● INSTRUCTIONS TO FOLLOW: Line by line, copy all of the data exactly.

● STUDY MATERIAL:
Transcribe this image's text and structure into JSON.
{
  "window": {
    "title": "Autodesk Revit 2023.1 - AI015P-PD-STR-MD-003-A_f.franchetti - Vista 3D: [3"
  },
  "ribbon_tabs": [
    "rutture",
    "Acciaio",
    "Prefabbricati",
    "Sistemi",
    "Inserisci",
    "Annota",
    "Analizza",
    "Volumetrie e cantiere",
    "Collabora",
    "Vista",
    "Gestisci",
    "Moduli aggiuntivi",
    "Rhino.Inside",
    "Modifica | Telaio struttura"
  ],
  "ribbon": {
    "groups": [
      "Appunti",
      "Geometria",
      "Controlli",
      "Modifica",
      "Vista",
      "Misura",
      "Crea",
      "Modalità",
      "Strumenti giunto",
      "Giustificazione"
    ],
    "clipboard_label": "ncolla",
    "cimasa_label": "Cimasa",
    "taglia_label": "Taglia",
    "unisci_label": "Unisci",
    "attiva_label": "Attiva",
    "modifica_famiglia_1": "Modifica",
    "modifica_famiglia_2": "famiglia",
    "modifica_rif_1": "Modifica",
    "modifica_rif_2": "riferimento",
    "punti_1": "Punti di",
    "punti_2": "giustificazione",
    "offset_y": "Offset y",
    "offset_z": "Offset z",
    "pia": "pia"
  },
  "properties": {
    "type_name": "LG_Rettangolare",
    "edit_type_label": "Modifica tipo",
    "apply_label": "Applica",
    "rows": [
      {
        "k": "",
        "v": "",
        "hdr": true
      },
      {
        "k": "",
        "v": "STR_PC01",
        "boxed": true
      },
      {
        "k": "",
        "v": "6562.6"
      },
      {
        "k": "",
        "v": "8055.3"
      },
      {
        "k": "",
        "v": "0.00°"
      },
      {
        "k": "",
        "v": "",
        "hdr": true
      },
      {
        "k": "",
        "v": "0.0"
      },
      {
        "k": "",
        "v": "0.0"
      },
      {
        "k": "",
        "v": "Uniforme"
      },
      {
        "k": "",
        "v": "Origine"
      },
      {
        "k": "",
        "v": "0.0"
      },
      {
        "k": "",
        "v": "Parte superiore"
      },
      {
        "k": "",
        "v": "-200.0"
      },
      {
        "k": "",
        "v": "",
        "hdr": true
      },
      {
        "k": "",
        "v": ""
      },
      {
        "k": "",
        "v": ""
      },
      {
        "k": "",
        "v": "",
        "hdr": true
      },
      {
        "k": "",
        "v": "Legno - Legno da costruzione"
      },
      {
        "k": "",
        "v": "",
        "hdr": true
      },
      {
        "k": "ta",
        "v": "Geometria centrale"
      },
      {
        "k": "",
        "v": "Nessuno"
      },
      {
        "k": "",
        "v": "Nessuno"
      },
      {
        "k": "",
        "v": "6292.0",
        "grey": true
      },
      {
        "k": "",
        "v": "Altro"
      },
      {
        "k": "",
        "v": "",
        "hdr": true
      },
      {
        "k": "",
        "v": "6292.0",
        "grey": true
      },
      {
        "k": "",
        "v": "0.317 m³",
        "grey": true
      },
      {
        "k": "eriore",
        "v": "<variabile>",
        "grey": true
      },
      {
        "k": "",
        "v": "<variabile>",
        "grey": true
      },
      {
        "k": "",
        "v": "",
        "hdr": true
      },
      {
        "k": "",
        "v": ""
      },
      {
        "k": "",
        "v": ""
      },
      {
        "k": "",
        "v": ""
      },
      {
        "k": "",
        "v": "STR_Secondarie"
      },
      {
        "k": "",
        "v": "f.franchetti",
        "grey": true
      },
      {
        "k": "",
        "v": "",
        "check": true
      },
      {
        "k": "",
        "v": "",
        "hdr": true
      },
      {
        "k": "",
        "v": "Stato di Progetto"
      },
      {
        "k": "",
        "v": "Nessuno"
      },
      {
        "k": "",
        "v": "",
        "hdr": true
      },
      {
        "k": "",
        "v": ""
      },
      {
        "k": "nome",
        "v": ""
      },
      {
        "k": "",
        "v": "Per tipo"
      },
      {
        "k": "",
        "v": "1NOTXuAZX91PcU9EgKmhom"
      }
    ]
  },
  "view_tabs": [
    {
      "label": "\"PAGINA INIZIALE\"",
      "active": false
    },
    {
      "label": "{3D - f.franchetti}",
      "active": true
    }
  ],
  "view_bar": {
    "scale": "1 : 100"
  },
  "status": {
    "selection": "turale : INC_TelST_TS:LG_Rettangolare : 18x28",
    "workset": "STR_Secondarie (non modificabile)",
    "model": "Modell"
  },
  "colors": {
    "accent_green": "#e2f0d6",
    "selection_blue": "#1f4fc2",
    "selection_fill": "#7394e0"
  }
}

● RESULT FOR THIS TASK:
Transcribe this image's text and structure into JSON.
{
  "window": {
    "title": "Autodesk Revit 2023.1 - AI015P-PD-STR-MD-003-A_f.franchetti - Vista 3D: [3"
  },
  "ribbon_tabs": [
    "rutture",
    "Acciaio",
    "Prefabbricati",
    "Sistemi",
    "Inserisci",
    "Annota",
    "Analizza",
    "Volumetrie e cantiere",
    "Collabora",
    "Vista",
    "Gestisci",
    "Moduli aggiuntivi",
    "Rhino.Inside",
    "Modifica | Telaio struttura"
  ],
  "ribbon": {
    "groups": [
      "Appunti",
      "Geometria",
      "Controlli",
      "Modifica",
      "Vista",
      "Misura",
      "Crea",
      "Modalità",
      "Strumenti giunto",
      "Giustificazione"
    ],
    "clipboard_label": "ncolla",
    "cimasa_label": "Cimasa",
    "taglia_label": "Taglia",
    "unisci_label": "Unisci",
    "attiva_label": "Attiva",
    "modifica_famiglia_1": "Modifica",
    "modifica_famiglia_2": "famiglia",
    "modifica_rif_1": "Modifica",
    "modifica_rif_2": "riferimento",
    "punti_1": "Punti di",
    "punti_2": "giustificazione",
    "offset_y": "Offset y",
    "offset_z": "Offset z",
    "pia": "pia"
  },
  "properties": {
    "type_name": "LG_Rettangolare",
    "edit_type_label": "Modifica tipo",
    "apply_label": "Applica",
    "rows": [
      {
        "k": "",
        "v": "",
        "hdr": true
      },
      {
        "k": "",
        "v": "STR_PC01",
        "boxed": true
      },
      {
        "k": "",
        "v": "6562.6"
      },
      {
        "k": "",
        "v": "8055.3"
      },
      {
        "k": "",
        "v": "0.00°"
      },
      {
        "k": "",
        "v": "",
        "hdr": true
      },
      {
        "k": "",
        "v": "0.0"
      },
      {
        "k": "",
        "v": "0.0"
      },
      {
        "k": "",
        "v": "Uniforme"
      },
      {
        "k": "",
        "v": "Origine"
      },
      {
        "k": "",
        "v": "0.0"
      },
      {
        "k": "",
        "v": "Parte superiore"
      },
      {
        "k": "",
        "v": "-200.0"
      },
      {
        "k": "",
        "v": "",
        "hdr": true
      },
      {
        "k": "",
        "v": ""
      },
      {
        "k": "",
        "v": ""
      },
      {
        "k": "",
        "v": "",
        "hdr": true
      },
      {
        "k": "",
        "v": "Legno - Legno da costruzione"
      },
      {
        "k": "",
        "v": "",
        "hdr": true
      },
      {
        "k": "ta",
        "v": "Geometria centrale"
      },
      {
        "k": "",
        "v": "Nessuno"
      },
      {
        "k": "",
        "v": "Nessuno"
      },
      {
        "k": "",
        "v": "6292.0",
        "grey": true
      },
      {
        "k": "",
        "v": "Altro"
      },
      {
        "k": "",
        "v": "",
        "hdr": true
      },
      {
        "k": "",
        "v": "6292.0",
        "grey": true
      },
      {
        "k": "",
        "v": "0.317 m³",
        "grey": true
      },
      {
        "k": "eriore",
        "v": "<variabile>",
        "grey": true
      },
      {
        "k": "",
        "v": "<variabile>",
        "grey": true
      },
      {
        "k": "",
        "v": "",
        "hdr": true
      },
      {
        "k": "",
        "v": ""
      },
      {
        "k": "",
        "v": ""
      },
      {
        "k": "",
        "v": ""
      },
      {
        "k": "",
        "v": "STR_Secondarie"
      },
      {
        "k": "",
        "v": "f.franchetti",
        "grey": true
      },
      {
        "k": "",
        "v": "",
        "check": true
      },
      {
        "k": "",
        "v": "",
        "hdr": true
      },
      {
        "k": "",
        "v": "Stato di Progetto"
      },
      {
        "k": "",
        "v": "Nessuno"
      },
      {
        "k": "",
        "v": "",
        "hdr": true
      },
      {
        "k": "",
        "v": ""
      },
      {
        "k": "nome",
        "v": ""
      },
      {
        "k": "",
        "v": "Per tipo"
      },
      {
        "k": "",
        "v": "1NOTXuAZX91PcU9EgKmhom"
      }
    ]
  },
  "view_tabs": [
    {
      "label": "\"PAGINA INIZIALE\"",
      "active": false
    },
    {
      "label": "{3D - f.franchetti}",
      "active": true
    }
  ],
  "view_bar": {
    "scale": "1 : 100"
  },
  "status": {
    "selection": "turale : INC_TelST_TS:LG_Rettangolare : 18x28",
    "workset": "STR_Secondarie (non modificabile)",
    "model": "Modell"
  },
  "colors": {
    "accent_green": "#e2f0d6",
    "selection_blue": "#1f4fc2",
    "selection_fill": "#7394e0"
  }
}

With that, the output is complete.